What you have to do >> When you spot the word "icon" in a line of the data below, copy that line.
[Task data]
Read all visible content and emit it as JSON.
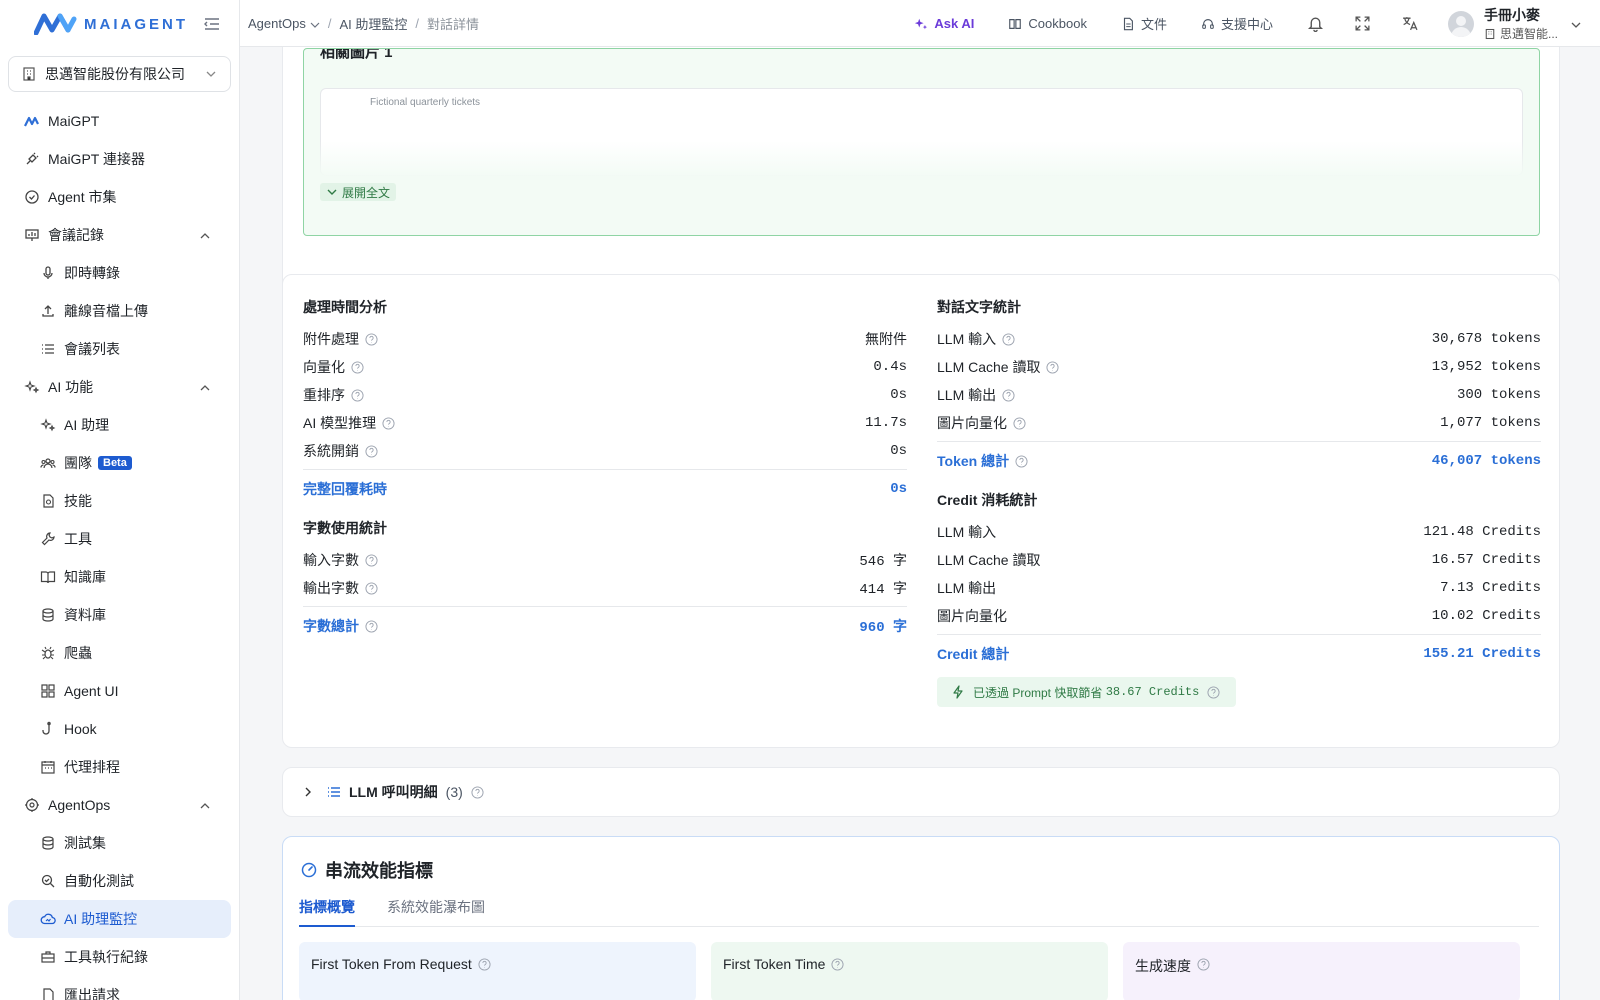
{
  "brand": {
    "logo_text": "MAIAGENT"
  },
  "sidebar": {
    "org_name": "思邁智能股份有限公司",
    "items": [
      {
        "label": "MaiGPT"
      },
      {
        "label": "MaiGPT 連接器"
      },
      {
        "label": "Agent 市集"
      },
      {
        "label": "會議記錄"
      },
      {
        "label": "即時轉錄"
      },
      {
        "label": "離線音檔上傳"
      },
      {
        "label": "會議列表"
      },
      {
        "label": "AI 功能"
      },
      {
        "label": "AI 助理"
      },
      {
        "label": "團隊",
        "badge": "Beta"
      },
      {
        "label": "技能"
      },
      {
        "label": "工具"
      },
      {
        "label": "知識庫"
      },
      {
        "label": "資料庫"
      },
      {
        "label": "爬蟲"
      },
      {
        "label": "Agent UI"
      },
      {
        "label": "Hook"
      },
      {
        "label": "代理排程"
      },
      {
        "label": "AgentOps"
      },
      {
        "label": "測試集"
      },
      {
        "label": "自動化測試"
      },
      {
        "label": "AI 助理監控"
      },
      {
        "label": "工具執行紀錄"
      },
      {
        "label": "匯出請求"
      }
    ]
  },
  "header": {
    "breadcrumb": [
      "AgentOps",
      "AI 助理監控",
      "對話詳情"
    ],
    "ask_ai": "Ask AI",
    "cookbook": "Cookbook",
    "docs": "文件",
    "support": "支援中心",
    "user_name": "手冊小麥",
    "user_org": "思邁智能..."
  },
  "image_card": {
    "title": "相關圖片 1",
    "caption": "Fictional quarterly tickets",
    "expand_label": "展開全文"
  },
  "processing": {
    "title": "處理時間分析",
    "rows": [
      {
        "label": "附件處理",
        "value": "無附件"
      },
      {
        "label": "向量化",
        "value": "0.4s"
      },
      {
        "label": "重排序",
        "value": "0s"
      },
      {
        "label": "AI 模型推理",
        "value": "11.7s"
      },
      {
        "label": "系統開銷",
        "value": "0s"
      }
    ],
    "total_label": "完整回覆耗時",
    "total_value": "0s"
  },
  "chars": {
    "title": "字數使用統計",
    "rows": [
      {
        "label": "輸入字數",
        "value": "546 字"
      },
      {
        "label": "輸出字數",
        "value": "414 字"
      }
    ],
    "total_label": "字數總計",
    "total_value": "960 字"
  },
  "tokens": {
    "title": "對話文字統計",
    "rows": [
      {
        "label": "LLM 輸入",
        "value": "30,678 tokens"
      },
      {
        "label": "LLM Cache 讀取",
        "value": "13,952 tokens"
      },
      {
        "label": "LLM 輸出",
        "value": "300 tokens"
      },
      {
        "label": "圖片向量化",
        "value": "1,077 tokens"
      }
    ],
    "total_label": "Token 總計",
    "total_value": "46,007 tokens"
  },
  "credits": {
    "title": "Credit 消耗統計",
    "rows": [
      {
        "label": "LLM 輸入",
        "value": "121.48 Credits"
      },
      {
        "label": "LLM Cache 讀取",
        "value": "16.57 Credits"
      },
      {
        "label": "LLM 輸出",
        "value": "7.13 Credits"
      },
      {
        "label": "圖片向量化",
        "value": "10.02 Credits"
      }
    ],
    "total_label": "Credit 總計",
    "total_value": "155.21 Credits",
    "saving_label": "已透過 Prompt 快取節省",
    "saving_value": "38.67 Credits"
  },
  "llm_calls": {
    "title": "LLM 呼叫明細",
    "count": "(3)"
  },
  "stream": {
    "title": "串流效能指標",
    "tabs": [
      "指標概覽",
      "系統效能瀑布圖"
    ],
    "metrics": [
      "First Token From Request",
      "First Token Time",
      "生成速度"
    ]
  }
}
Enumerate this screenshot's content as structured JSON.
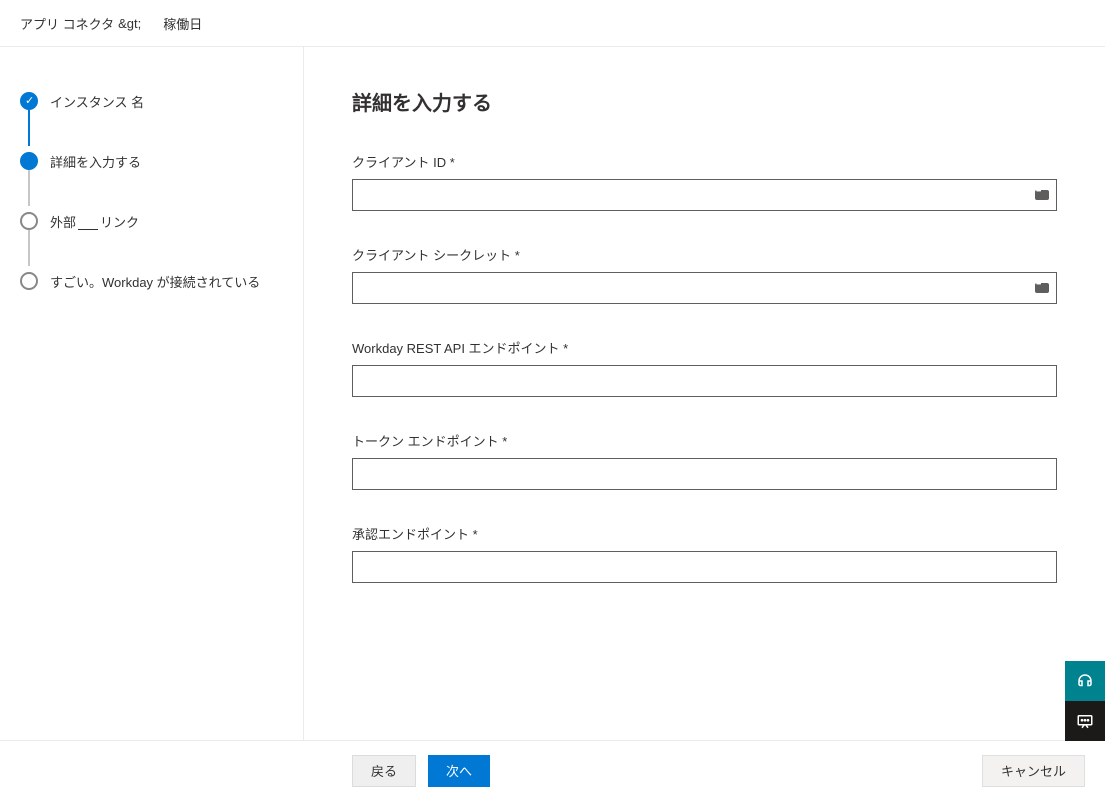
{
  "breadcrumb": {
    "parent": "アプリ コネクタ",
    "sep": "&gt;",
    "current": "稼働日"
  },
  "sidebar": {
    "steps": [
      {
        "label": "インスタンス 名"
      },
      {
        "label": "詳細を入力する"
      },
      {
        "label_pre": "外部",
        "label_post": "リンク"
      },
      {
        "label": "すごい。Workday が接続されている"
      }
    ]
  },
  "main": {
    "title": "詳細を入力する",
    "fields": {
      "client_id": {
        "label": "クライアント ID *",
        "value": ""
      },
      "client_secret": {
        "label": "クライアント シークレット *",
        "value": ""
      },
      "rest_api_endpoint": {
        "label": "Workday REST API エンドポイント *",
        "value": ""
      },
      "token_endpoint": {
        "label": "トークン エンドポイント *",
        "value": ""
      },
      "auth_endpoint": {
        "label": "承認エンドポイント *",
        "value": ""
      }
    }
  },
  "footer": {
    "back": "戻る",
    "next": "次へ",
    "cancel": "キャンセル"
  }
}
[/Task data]
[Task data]
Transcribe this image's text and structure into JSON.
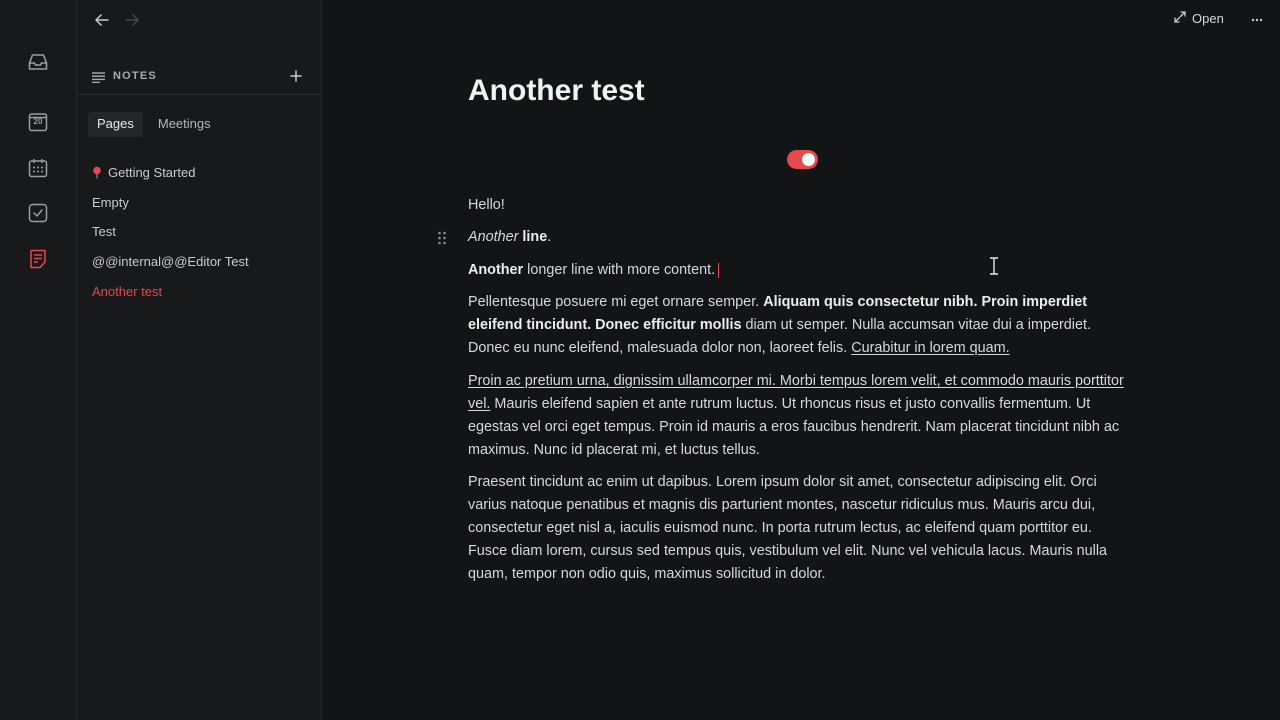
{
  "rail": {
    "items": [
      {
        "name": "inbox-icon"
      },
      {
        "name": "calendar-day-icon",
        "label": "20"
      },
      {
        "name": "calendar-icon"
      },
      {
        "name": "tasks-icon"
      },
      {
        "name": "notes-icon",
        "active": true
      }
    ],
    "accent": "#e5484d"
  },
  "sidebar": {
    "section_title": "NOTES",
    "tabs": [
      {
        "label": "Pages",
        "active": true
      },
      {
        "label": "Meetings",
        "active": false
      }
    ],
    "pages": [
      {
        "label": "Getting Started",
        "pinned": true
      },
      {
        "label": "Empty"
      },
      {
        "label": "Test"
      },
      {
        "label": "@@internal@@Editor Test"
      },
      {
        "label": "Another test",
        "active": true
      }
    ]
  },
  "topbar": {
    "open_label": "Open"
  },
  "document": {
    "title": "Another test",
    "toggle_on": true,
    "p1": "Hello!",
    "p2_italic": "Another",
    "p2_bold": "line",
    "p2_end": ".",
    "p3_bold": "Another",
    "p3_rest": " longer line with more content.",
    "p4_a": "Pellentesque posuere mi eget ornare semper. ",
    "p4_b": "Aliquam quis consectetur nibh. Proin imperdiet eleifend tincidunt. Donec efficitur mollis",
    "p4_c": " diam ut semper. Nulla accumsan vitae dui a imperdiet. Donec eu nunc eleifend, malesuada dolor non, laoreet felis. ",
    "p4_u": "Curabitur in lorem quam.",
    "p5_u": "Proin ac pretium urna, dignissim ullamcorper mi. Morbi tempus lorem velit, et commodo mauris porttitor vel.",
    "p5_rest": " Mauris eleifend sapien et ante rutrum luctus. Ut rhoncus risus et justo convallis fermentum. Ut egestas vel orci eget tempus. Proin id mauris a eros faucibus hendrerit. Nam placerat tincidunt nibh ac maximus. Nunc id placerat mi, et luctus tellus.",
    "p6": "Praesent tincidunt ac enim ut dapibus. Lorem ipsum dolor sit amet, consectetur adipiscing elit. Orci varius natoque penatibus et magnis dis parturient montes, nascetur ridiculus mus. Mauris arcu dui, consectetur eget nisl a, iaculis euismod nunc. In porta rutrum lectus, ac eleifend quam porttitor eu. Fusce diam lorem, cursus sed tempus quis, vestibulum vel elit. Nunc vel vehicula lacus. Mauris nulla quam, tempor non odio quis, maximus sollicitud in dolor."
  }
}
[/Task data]
Solution >>
        "name": "inbox-icon"
        "name": "calendar-day-icon",
        "name": "calendar-icon"
        "name": "tasks-icon"
        "name": "notes-icon",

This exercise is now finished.